By The Associated Press
Jul. 06, 2018
US-China trade war elevates the risks to the global economy
WASHINGTON (AP) — The trade war that has erupted between the U.S. and China carries a major risk of escalation that could weaken investment, depress spending, unsettle financial markets and slow the global economy. The opening shots were fired early Friday when the Trump administration imposed tariffs on billions of dollars' worth of Chinese imports, and China promptly retaliated.
US adds a solid 213,000 jobs; unemployment up to 4 pct.
WASHINGTON (AP) — Growing optimism that Americans can find work suggests that the nation's 9-year-old economic expansion has the momentum to keep going. Employers kept up a brisk hiring pace in June by adding 213,000 jobs. It was a sign of confidence in the economy despite the start of a potentially punishing trade war with China. The unemployment rate rose from 3.8 percent to 4 percent, but it was for an encouraging reason: More people felt it was a good time to begin looking for a job.
After marathon meeting, UK leaders endorse Brexit trade plan
LONDON (AP) — British Prime Minister Theresa May has corralled her Cabinet inside an English country house for a long, hot day that ended with an announcement that the divided government has finally agreed on a plan for a future free-trade deal with the European Union. The proposal aims to keep the U.K. and the bloc in a free-trade zone for goods, but not for services, which make up the bulk of the British economy.
China files another complaint to WTO over US
WASHINGTON (AP) — China says it filed a second complaint to the World Trade Organization over the United States' move to impose tariffs on Chinese goods. The Commerce Ministry said in a brief statement on its website that Beijing submitted the WTO complaint Friday against measures taken by the U.S.
US-China trade battle kicks off; markets take it in stride
BEIJING (AP) — The United States and China have imposed tariffs on billions of dollars of each other's goods, launching what Beijing called the "biggest trade war in economic history." Companies worry the dispute could chill global economic growth, but Asian financial markets are taking the developments in stride.
Leandra English, who sued Trump, to resign from CFPB
NEW YORK (AP) — Leandra English, who sued President Donald Trump for control of the Consumer Financial Protection Bureau as deputy director of the bureau, is planning to resign early next week.
Pruitt leaves his mark on businesses but will it last?
Environmental Protection Agency head Scott Pruitt tried to roll back rules affecting many industries.

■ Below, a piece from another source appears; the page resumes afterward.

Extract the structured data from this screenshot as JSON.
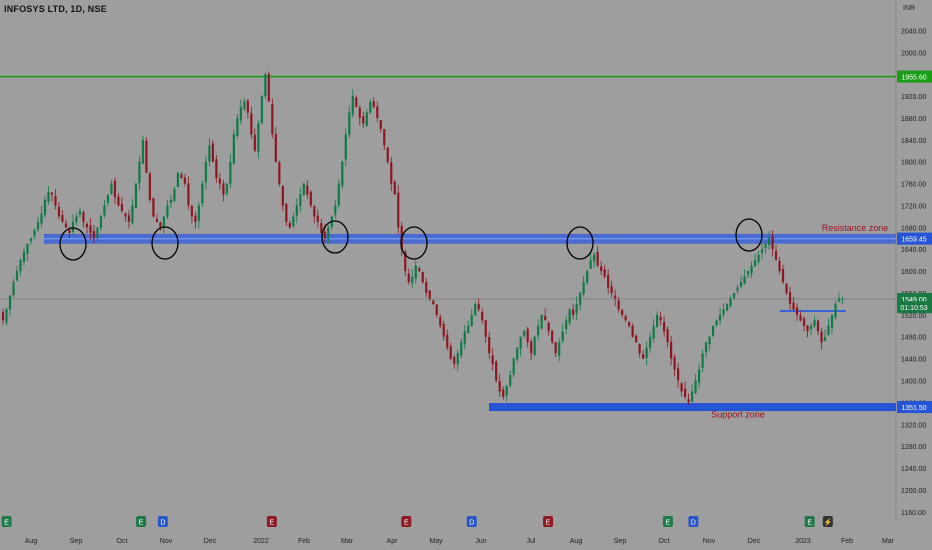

But whether he made lasting changes in the government's regulation of business could be decided in the courts. Pruitt, who resigned from office, tried to reverse efforts to cut emissions from coal plants, kill tougher fuel-efficiency standards for vehicles, and suspend stricter rules on runoff from farms. The moves elicited protests and legal challenges by environmentalists and some states.
US stocks snap higher despite escalating US-China trade tiff
The trade dispute between the U.S. and China escalated Friday, but Wall Street focused on a solid jobs report instead. After a wobbly start, U.S. stocks mounted a broad rally, shaking off two consecutive weekly losses. Mounting jitters in recent weeks over a stepped-up trading dispute between the world's two largest economies had weighed on the markets well ahead of Friday, when Beijing and Washington launched dueling tariffs on billions in goods.
The S&P 500 index rose 23.21 points, or 0.8 percent, to 2,759.82. The Dow Jones Industrial Average gained 99.74 points, or 0.4 percent, to 24,456.48. The Nasdaq composite added 101.96 points, or 1.3 percent, to 7,688.39. The Russell 2000 index of smaller-company stocks picked up 14.57 points, or 0.9 percent, to 1,694.05.
Benchmark U.S. crude gained 86 cents, or 1.2 percent, to settle at $73.80 per barrel in New York. Brent crude, used to price international oils, fell 28 cents to close at $77.11 per barrel in London. Heating oil slipped 1 cent to $2.17 a gallon. Wholesale gasoline lost 2 cents to $2.11 a gallon. Natural gas rose 2 cents to $2.86 per 1,000 cubic feet.